Thrinax excelsa, Jamaican thatch palm, has dramatic palmate fronds reaching five feet in diameter, and pink flowers with a light spicy fragrance, followed by showy clusters of white fruit.
   
FLOWERING BEAUTIES  
 
Petrea volubilis, known as Queen's wreath, produces masses of pale lavender flowers in early spring. Plant in an area with at least 4 hours of sun.
   
Jacaranda cuspidata, native to South America, blooms beautifully in our seasonally wet climate.
   
Clusia lanceolata, a delightful shrub or small tree eight to ten feet tall, is native to Brazil where it grows in sandy areas adjacent to mangrove areas. Leathery, lanceolate leaves are about three inches long. Showy, waxy flowers, one to two inches across, are white with a dark red center.
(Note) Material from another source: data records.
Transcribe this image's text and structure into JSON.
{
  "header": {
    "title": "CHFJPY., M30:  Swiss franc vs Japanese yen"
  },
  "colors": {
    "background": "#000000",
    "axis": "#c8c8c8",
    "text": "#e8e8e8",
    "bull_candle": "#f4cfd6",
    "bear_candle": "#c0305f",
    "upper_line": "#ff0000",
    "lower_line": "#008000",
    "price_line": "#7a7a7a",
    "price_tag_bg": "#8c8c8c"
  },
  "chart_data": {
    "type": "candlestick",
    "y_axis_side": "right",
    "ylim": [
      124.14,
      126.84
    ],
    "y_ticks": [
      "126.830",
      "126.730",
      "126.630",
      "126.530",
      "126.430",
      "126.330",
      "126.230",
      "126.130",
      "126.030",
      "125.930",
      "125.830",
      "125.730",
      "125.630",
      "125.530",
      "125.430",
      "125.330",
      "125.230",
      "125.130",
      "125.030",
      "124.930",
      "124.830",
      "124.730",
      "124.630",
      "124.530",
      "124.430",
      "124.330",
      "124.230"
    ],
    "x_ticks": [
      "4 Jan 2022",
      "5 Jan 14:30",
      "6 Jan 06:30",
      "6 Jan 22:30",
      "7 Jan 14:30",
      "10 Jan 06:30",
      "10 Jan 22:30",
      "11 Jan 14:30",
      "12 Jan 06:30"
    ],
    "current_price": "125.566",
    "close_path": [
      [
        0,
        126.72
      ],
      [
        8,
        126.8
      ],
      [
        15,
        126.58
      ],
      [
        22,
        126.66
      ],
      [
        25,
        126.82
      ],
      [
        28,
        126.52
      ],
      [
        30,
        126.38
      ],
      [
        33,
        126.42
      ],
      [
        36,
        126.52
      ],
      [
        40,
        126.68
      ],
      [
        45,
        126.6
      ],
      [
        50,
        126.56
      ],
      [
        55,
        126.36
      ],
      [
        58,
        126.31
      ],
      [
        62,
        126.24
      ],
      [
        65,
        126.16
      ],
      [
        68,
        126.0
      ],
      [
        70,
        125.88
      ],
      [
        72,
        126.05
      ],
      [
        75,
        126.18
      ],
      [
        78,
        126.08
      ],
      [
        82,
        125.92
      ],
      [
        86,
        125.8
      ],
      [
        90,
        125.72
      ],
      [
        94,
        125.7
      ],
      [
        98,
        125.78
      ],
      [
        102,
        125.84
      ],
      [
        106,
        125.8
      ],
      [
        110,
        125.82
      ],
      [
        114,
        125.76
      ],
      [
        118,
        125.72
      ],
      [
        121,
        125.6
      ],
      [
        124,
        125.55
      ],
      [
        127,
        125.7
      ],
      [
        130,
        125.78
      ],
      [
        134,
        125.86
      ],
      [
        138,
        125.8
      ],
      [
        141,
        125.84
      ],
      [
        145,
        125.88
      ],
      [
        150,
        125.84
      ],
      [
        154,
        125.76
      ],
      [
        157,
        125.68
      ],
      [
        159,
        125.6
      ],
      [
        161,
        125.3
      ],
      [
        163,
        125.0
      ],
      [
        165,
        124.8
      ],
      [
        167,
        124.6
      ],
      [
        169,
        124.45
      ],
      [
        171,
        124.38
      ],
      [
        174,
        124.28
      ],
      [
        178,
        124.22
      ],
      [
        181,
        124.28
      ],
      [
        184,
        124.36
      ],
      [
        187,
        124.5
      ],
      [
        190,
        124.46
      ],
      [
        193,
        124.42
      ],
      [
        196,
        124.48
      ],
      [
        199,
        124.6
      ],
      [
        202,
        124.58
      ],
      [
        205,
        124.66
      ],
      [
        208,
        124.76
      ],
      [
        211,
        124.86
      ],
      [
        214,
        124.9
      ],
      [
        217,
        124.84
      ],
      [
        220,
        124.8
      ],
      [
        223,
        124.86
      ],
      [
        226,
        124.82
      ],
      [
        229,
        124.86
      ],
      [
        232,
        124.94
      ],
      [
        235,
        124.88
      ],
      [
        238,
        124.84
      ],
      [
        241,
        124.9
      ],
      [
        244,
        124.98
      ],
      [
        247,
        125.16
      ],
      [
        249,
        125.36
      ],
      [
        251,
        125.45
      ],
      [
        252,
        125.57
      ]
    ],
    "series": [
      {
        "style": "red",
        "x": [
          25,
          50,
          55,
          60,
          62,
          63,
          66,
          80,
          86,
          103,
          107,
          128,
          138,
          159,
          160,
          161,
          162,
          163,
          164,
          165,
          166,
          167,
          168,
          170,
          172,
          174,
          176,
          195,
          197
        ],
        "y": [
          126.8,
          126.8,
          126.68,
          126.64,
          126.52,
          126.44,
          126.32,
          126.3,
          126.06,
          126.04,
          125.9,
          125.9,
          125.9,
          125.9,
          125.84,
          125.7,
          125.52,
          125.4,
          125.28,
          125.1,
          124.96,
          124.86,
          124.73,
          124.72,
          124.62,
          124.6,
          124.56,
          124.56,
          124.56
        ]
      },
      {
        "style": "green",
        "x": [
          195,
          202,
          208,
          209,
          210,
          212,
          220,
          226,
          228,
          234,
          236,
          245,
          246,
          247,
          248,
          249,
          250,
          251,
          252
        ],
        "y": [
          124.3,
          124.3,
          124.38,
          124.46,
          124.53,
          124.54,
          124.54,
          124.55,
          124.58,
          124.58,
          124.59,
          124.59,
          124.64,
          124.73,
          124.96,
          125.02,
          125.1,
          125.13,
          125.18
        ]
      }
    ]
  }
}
Small, round fruits open to expose seeds with an orange-red aril. It can be grown in a large container, or planted in full sun to light shade. 
   
Rondeletia leucophylla produces clusters of rosy pink flowers from December through April. In the evening the flowers produce an enticing fragrance. 
   
 

Both Brunfelsia plicata (top left), with white flowers and Brunfelsia nitida (bottom left) with pale yellow flowers, send forth a spicy fragrance in the evening. 
  Almost every day of the year, Medinilla cummingii is graced with either rosy-pink flowers or large clusters of dark pink to purple fruits. 
   
Onoseris alata, a ground cover, is beautiful with or without the vivid pink flowers produced on twelve-inch stems above dark green leaves with white lower surfaces.
  Crocosmia crocosmiflora, a spring flowering member of the iris family, sends out sprays of bright orange flowers.
   

 

A favorite throughout the tropics, Hedychium coronarium, butterfly ginger, offers heavenly-scented white flowers throughout the rainy season.
   
Cattleya 'Candy Tuft' is offered bare-root, to be planted in pots or to be tied to an appropriate host tree or mount. It will eventually produce many flowering leads with charming, powder pink three-inch flowers. These plants are provided courtesy of Kerry's Bromeliads.
   


 

Become a Garden member and enjoy one of the exclusive benefits - Early Admission to the Spring Plant Sale